Given that the NSTC is run by the President and his Cabinet, the broad representation of the White House and agencies on the CENRS and the SGCR, and the consensus approach of the SGCR, it is false and misleading to suggest that the science in the report is “just thrown about to try to dictate policy in Washington, DC.”

The Report Was Developed by Qualified Scientists – and Peer Reviewed
The report’s development was overseen by a Federal Science Steering Committee (SSC) consisting of three lead authors and representatives from four agencies, including the EPA. The leaked draft of the report explains the process:

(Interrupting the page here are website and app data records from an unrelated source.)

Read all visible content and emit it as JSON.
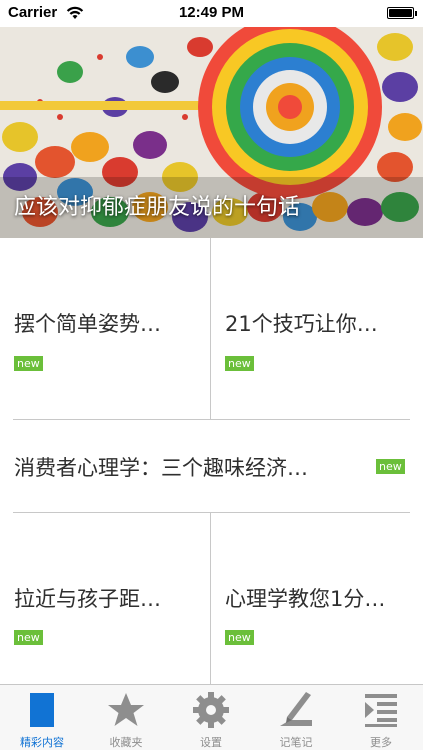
{
  "status_bar": {
    "carrier": "Carrier",
    "time": "12:49 PM"
  },
  "banner": {
    "caption": "应该对抑郁症朋友说的十句话"
  },
  "articles": [
    {
      "title": "摆个简单姿势…",
      "badge": "new"
    },
    {
      "title": "21个技巧让你…",
      "badge": "new"
    },
    {
      "title": "消费者心理学：三个趣味经济…",
      "badge": "new"
    },
    {
      "title": "拉近与孩子距…",
      "badge": "new"
    },
    {
      "title": "心理学教您1分…",
      "badge": "new"
    }
  ],
  "tabbar": {
    "items": [
      {
        "label": "精彩内容",
        "icon": "featured-icon",
        "active": true
      },
      {
        "label": "收藏夹",
        "icon": "star-icon",
        "active": false
      },
      {
        "label": "设置",
        "icon": "gear-icon",
        "active": false
      },
      {
        "label": "记笔记",
        "icon": "pen-icon",
        "active": false
      },
      {
        "label": "更多",
        "icon": "more-list-icon",
        "active": false
      }
    ]
  },
  "colors": {
    "accent": "#1173d4",
    "badge": "#6bbf3a",
    "divider": "#c8c8c8",
    "inactive": "#8e8e8e"
  }
}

“Following a public notice for author nominations in March 2016, the SSC selected the writing team, consisting of scientists representing Federal agencies, national laboratories, universities, and the private sector. Contributing Authors were requested to provide special input to the Lead Authors to help with specific issues of the assessment…Over the course of 16 months, 6 CSSR drafts were generated, with each successive iteration—from zero-order to fifth-order drafts—undergoing additional expert review.”

During the process, the report was submitted to the National Academies of Sciences (NAS). The NAS review committee published its Review of the Draft Climate Science Special Report earlier this year, saying the Climate Science Special Report was “an impressive, timely, and generally well-written draft report.” They added they were “impressed with the breadth, accuracy, and rigor of the draft CSSR.”

Asserting that the report had not been peer-reviewed, Pruitt said the report “ought to be subjected to peer-reviewed, objective-reviewed methodology and evaluation.” Clearly it was peer-reviewed and was well-received; and no further peer review is needed.

The Science in the Draft Report Has Not Been Politicized (Yet), But Concerns Remain
Pruitt stated that “science should not be politicized.” Just as he warns against politicizing the science, he does exactly that, most recently by promoting an adversarial “red team-blue team” proceeding to debate climate science issues. See our recent post, Red-Team v. Blue-Team: A Black and White Attack on Climate Science and Scientists. Despite Pruitt’s recent rhetoric and actions, EPA was among the majority of agencies that cleared the Climate Science Special Report by August 18, as requested by OSTP. It was the third time Pruitt’s agency cleared a draft of the report.

All eyes now are on the Department of Energy (DOE), which requested an extension of the August 18 clearance deadline; and now has until September 1 to review and clear the report for public release. If it does so, the report could be publicly released in November. But there are reasons to be concerned about what DOE might do. As the Washington Post reported, DOE Secretary Rick Perry “once described the science behind human-caused climate change as a `contrived phony mess.’” Like Pruitt, Perry reportedly supports subjecting climate science to a “red team-blue team” adversarial proceeding.

Over a decade ago, in its report, Implementing Climate and Global Change Research: A Review of the Final U.S. Climate Change Science Program Strategic Plan (2004), the National Research Council warned that involvement of “high-level political leaders” in the USGCRP’s work “allows the possibility that the program’s priorities or scientific results could be influenced by political considerations. Either the reality of perception of such influences could serve to discredit the program…”


See also our earlier story on the Climate Science Special Report, Federal Climate Science Special Report Leaked: Clearance Process Raises Concerns Over Upcoming Climate Assessment Report (August 10 2017)

Nicky Sundt is CSPW’s Senior Fellow. She is an expert on energy and climate change with over 35 years of experience and accomplishment in government, non-governmental organizations, and the private sector. During the four-month fellowship, Nicky will watch over and report on key US federal climate science obligations under law – especially those relating to communications to the President, Congress, and the public.